“Eventually, we reach the maximum limits of our telescopes. There we measure shadows and search among phantom measurement errors for reference points that are hardly more substantial,” wrote Edwin Hubble in 1916, inventor of the famous “constant” that describes how fast The universe is expanding at different distances from a particular point in space, implying the existence of a time or age scale for the universe. New research by a team of astronomers employing a novel approach using known distances from 50 Earth galaxies has estimated the age of the universe at 12.6 billion years.

Hubble’s measurements of the current rate of expansion do not match the expected rate based on how the Universe appeared shortly after the Big Bang more than 13 billion years ago. In 2019, using new data from the NASA / ESA Hubble Space Telescope, astronomers have significantly reduced the chance that this discrepancy is a fluke.

Ghostly mistakes

“Hubble’s tension between the early and late Universe may be the most exciting development in cosmology in decades,” said lead researcher and Nobel Laureate Adam Riess of the Space Telescope Science Institute (STScI) and Johns Hopkins University. “This mismatch has been growing and has now reached a point that is really impossible to rule out as a fluke. This disparity cannot plausibly occur by chance. “

Hubble reveals a mystery: “New physics is needed to explain the forces that shaped the cosmos”

The approaches to dating the Big Bang and the birth of the universe are based on mathematics and computational modeling, using distance estimates of the oldest stars, the behavior of galaxies and the rate of expansion of the universe. The idea is to calculate how long it would take for all objects to return to the beginning.

A recent technique for measuring the age of the universe uses observations of surplus radiation from the Big Bang, reports the University of Oregon: “It maps bumps and shocks in space-time (the cosmic microwave background, or CMB) and reflects the conditions in the early universe. as established by the Hubble constant. “

A new approach

A new approach reports James Schombert, professor of physics at the University of Oregon. In an article published July 17 in the Astronomical Journal, he and his colleagues recalibrated a distance measurement tool known as the Barly Tully-Fisher relationship regardless of the Hubble constant that solves the “distance problem” as known. , solving the “long distances to galaxies and signals that are weak and difficult to calibrate”.

Hubble’s paradox: “Constant in space, not time”

Schombert’s team recalculated the Tully-Fisher approach, using precisely defined distances in a linear calculation of the 50 galaxies as guides to measure the distances of 95 other galaxies. The universe, he noted, is governed by a series of mathematical patterns expressed in equations. The new approach more accurately explains the mass and rotation curves of galaxies to convert those equations into numbers like age and the rate of expansion.

Schombert’s team’s approach determines the Hubble constant, the rate of expansion of the universe, at 75.1 kilometers per second per megaparsec, plus or minus 2.3. A megaparsec, a common unit of space-related measurements, equals one million parsecs. A parsec is approximately 3.3 light years. All of Hubble’s constant values ​​of less than 70, his team wrote, can be ruled out with a 95 percent confidence level.

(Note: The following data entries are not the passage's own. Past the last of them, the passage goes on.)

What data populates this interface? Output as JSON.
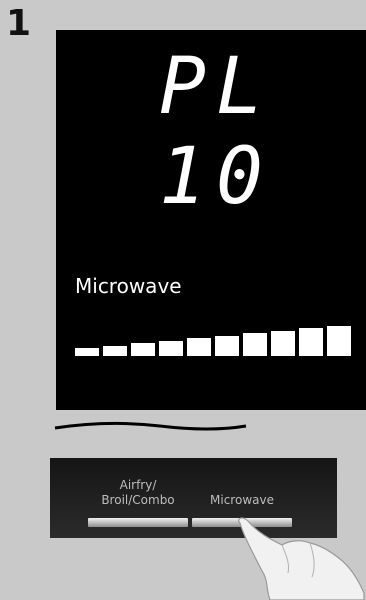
{
  "step": {
    "number": "1"
  },
  "display": {
    "code_text": "PL 10",
    "mode_label": "Microwave",
    "power_level": {
      "filled": 10,
      "total": 10
    }
  },
  "panel": {
    "buttons": [
      {
        "label_line1": "Airfry/",
        "label_line2": "Broil/Combo"
      },
      {
        "label_line1": "Microwave",
        "label_line2": ""
      }
    ]
  },
  "colors": {
    "display_bg": "#000000",
    "segment": "#ffffff",
    "panel_bg": "#1e1e1e",
    "page_bg": "#c9c9c9"
  }
}
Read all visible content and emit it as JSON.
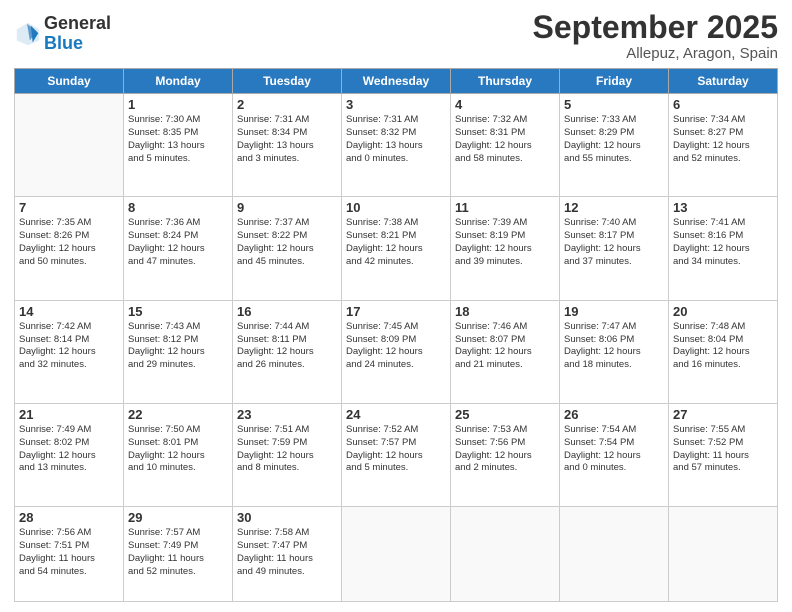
{
  "logo": {
    "general": "General",
    "blue": "Blue"
  },
  "header": {
    "title": "September 2025",
    "subtitle": "Allepuz, Aragon, Spain"
  },
  "days_of_week": [
    "Sunday",
    "Monday",
    "Tuesday",
    "Wednesday",
    "Thursday",
    "Friday",
    "Saturday"
  ],
  "weeks": [
    [
      {
        "day": "",
        "info": ""
      },
      {
        "day": "1",
        "info": "Sunrise: 7:30 AM\nSunset: 8:35 PM\nDaylight: 13 hours\nand 5 minutes."
      },
      {
        "day": "2",
        "info": "Sunrise: 7:31 AM\nSunset: 8:34 PM\nDaylight: 13 hours\nand 3 minutes."
      },
      {
        "day": "3",
        "info": "Sunrise: 7:31 AM\nSunset: 8:32 PM\nDaylight: 13 hours\nand 0 minutes."
      },
      {
        "day": "4",
        "info": "Sunrise: 7:32 AM\nSunset: 8:31 PM\nDaylight: 12 hours\nand 58 minutes."
      },
      {
        "day": "5",
        "info": "Sunrise: 7:33 AM\nSunset: 8:29 PM\nDaylight: 12 hours\nand 55 minutes."
      },
      {
        "day": "6",
        "info": "Sunrise: 7:34 AM\nSunset: 8:27 PM\nDaylight: 12 hours\nand 52 minutes."
      }
    ],
    [
      {
        "day": "7",
        "info": "Sunrise: 7:35 AM\nSunset: 8:26 PM\nDaylight: 12 hours\nand 50 minutes."
      },
      {
        "day": "8",
        "info": "Sunrise: 7:36 AM\nSunset: 8:24 PM\nDaylight: 12 hours\nand 47 minutes."
      },
      {
        "day": "9",
        "info": "Sunrise: 7:37 AM\nSunset: 8:22 PM\nDaylight: 12 hours\nand 45 minutes."
      },
      {
        "day": "10",
        "info": "Sunrise: 7:38 AM\nSunset: 8:21 PM\nDaylight: 12 hours\nand 42 minutes."
      },
      {
        "day": "11",
        "info": "Sunrise: 7:39 AM\nSunset: 8:19 PM\nDaylight: 12 hours\nand 39 minutes."
      },
      {
        "day": "12",
        "info": "Sunrise: 7:40 AM\nSunset: 8:17 PM\nDaylight: 12 hours\nand 37 minutes."
      },
      {
        "day": "13",
        "info": "Sunrise: 7:41 AM\nSunset: 8:16 PM\nDaylight: 12 hours\nand 34 minutes."
      }
    ],
    [
      {
        "day": "14",
        "info": "Sunrise: 7:42 AM\nSunset: 8:14 PM\nDaylight: 12 hours\nand 32 minutes."
      },
      {
        "day": "15",
        "info": "Sunrise: 7:43 AM\nSunset: 8:12 PM\nDaylight: 12 hours\nand 29 minutes."
      },
      {
        "day": "16",
        "info": "Sunrise: 7:44 AM\nSunset: 8:11 PM\nDaylight: 12 hours\nand 26 minutes."
      },
      {
        "day": "17",
        "info": "Sunrise: 7:45 AM\nSunset: 8:09 PM\nDaylight: 12 hours\nand 24 minutes."
      },
      {
        "day": "18",
        "info": "Sunrise: 7:46 AM\nSunset: 8:07 PM\nDaylight: 12 hours\nand 21 minutes."
      },
      {
        "day": "19",
        "info": "Sunrise: 7:47 AM\nSunset: 8:06 PM\nDaylight: 12 hours\nand 18 minutes."
      },
      {
        "day": "20",
        "info": "Sunrise: 7:48 AM\nSunset: 8:04 PM\nDaylight: 12 hours\nand 16 minutes."
      }
    ],
    [
      {
        "day": "21",
        "info": "Sunrise: 7:49 AM\nSunset: 8:02 PM\nDaylight: 12 hours\nand 13 minutes."
      },
      {
        "day": "22",
        "info": "Sunrise: 7:50 AM\nSunset: 8:01 PM\nDaylight: 12 hours\nand 10 minutes."
      },
      {
        "day": "23",
        "info": "Sunrise: 7:51 AM\nSunset: 7:59 PM\nDaylight: 12 hours\nand 8 minutes."
      },
      {
        "day": "24",
        "info": "Sunrise: 7:52 AM\nSunset: 7:57 PM\nDaylight: 12 hours\nand 5 minutes."
      },
      {
        "day": "25",
        "info": "Sunrise: 7:53 AM\nSunset: 7:56 PM\nDaylight: 12 hours\nand 2 minutes."
      },
      {
        "day": "26",
        "info": "Sunrise: 7:54 AM\nSunset: 7:54 PM\nDaylight: 12 hours\nand 0 minutes."
      },
      {
        "day": "27",
        "info": "Sunrise: 7:55 AM\nSunset: 7:52 PM\nDaylight: 11 hours\nand 57 minutes."
      }
    ],
    [
      {
        "day": "28",
        "info": "Sunrise: 7:56 AM\nSunset: 7:51 PM\nDaylight: 11 hours\nand 54 minutes."
      },
      {
        "day": "29",
        "info": "Sunrise: 7:57 AM\nSunset: 7:49 PM\nDaylight: 11 hours\nand 52 minutes."
      },
      {
        "day": "30",
        "info": "Sunrise: 7:58 AM\nSunset: 7:47 PM\nDaylight: 11 hours\nand 49 minutes."
      },
      {
        "day": "",
        "info": ""
      },
      {
        "day": "",
        "info": ""
      },
      {
        "day": "",
        "info": ""
      },
      {
        "day": "",
        "info": ""
      }
    ]
  ]
}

Measurement techniques traditionally used in the past 50 years, Schombert said, have set the value to 75, but CMB calculates a rate of 67. The CMB technique, although using different assumptions and computer simulations, should still arrive at the same estimate. , said. .

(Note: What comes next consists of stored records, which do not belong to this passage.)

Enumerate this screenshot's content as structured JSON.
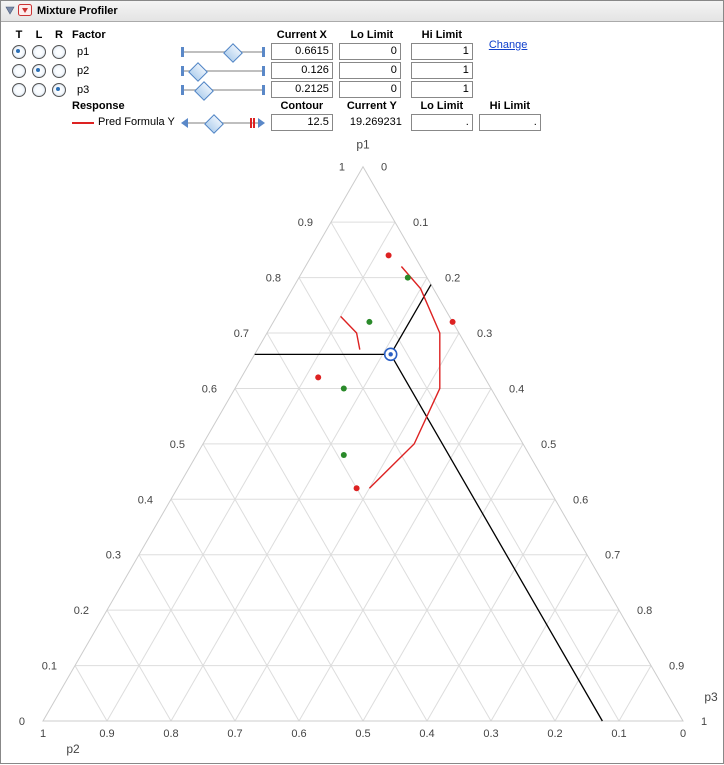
{
  "title": "Mixture Profiler",
  "link_change": "Change",
  "headers": {
    "t": "T",
    "l": "L",
    "r": "R",
    "factor": "Factor",
    "curX": "Current X",
    "lo": "Lo Limit",
    "hi": "Hi Limit",
    "response": "Response",
    "contour": "Contour",
    "curY": "Current Y"
  },
  "factors": [
    {
      "name": "p1",
      "sel": "t",
      "val": "0.6615",
      "lo": "0",
      "hi": "1",
      "thumb": 0.66
    },
    {
      "name": "p2",
      "sel": "l",
      "val": "0.126",
      "lo": "0",
      "hi": "1",
      "thumb": 0.126
    },
    {
      "name": "p3",
      "sel": "r",
      "val": "0.2125",
      "lo": "0",
      "hi": "1",
      "thumb": 0.2125
    }
  ],
  "response": {
    "name": "Pred Formula Y",
    "contour": "12.5",
    "curY": "19.269231",
    "lo": ".",
    "hi": ".",
    "thumb": 0.32
  },
  "axis": {
    "p1": "p1",
    "p2": "p2",
    "p3": "p3"
  },
  "chart_data": {
    "type": "ternary",
    "axes": {
      "top": "p1",
      "left": "p2",
      "right": "p3"
    },
    "current": {
      "p1": 0.6615,
      "p2": 0.126,
      "p3": 0.2125
    },
    "contour_value": 12.5,
    "green_points": [
      {
        "p1": 0.8,
        "p2": 0.03,
        "p3": 0.17
      },
      {
        "p1": 0.72,
        "p2": 0.13,
        "p3": 0.15
      },
      {
        "p1": 0.6,
        "p2": 0.23,
        "p3": 0.17
      },
      {
        "p1": 0.48,
        "p2": 0.29,
        "p3": 0.23
      }
    ],
    "red_points": [
      {
        "p1": 0.84,
        "p2": 0.04,
        "p3": 0.12
      },
      {
        "p1": 0.72,
        "p2": 0.0,
        "p3": 0.28
      },
      {
        "p1": 0.62,
        "p2": 0.26,
        "p3": 0.12
      },
      {
        "p1": 0.42,
        "p2": 0.3,
        "p3": 0.28
      }
    ],
    "ticks": [
      0,
      0.1,
      0.2,
      0.3,
      0.4,
      0.5,
      0.6,
      0.7,
      0.8,
      0.9,
      1
    ]
  }
}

Physics of the Incomplete Universe

“The tension in the field is caused by the fact that it is not,” Schombert said, reflecting Adam Reiss’ comments above. “This difference is far outside the observation errors and produced great friction in the cosmological community.”

Calculations from observations of NASA’s Wilkinson microwave anisotropy probe in 2013 put the age of the universe at 13.77 billion years, which, for the time being, represents the standard model of Big Bang cosmology. The different constant Hubble values ​​of the various techniques generally estimate the age of the universe between 12 billion and 14.5 billion years.

“Nothing like ours” – Billions of years from now a new strange universe emerges

The new study, based in part on observations made with the Spitzer Space Telescope, adds a new element to how calculations can be established to achieve the Hubble constant, by introducing a purely empirical method, using direct observations, to determine the distance to the galaxies.

“Our resulting value is at the top of the different schools of cosmology, indicating that our understanding of the physics of the universe is incomplete in the hope of new physics in the future,” he said.

The image at the top of the page took researchers from the Canary Islands Institute of Astrophysics almost three years to produce. It is the deepest image of the universe taken from space, recovering a large amount of ‘lost’ light around the largest galaxies in the iconic Hubble Ultra Deep Field.

The Daily Galaxy, Max Goldberg, via University of Oregon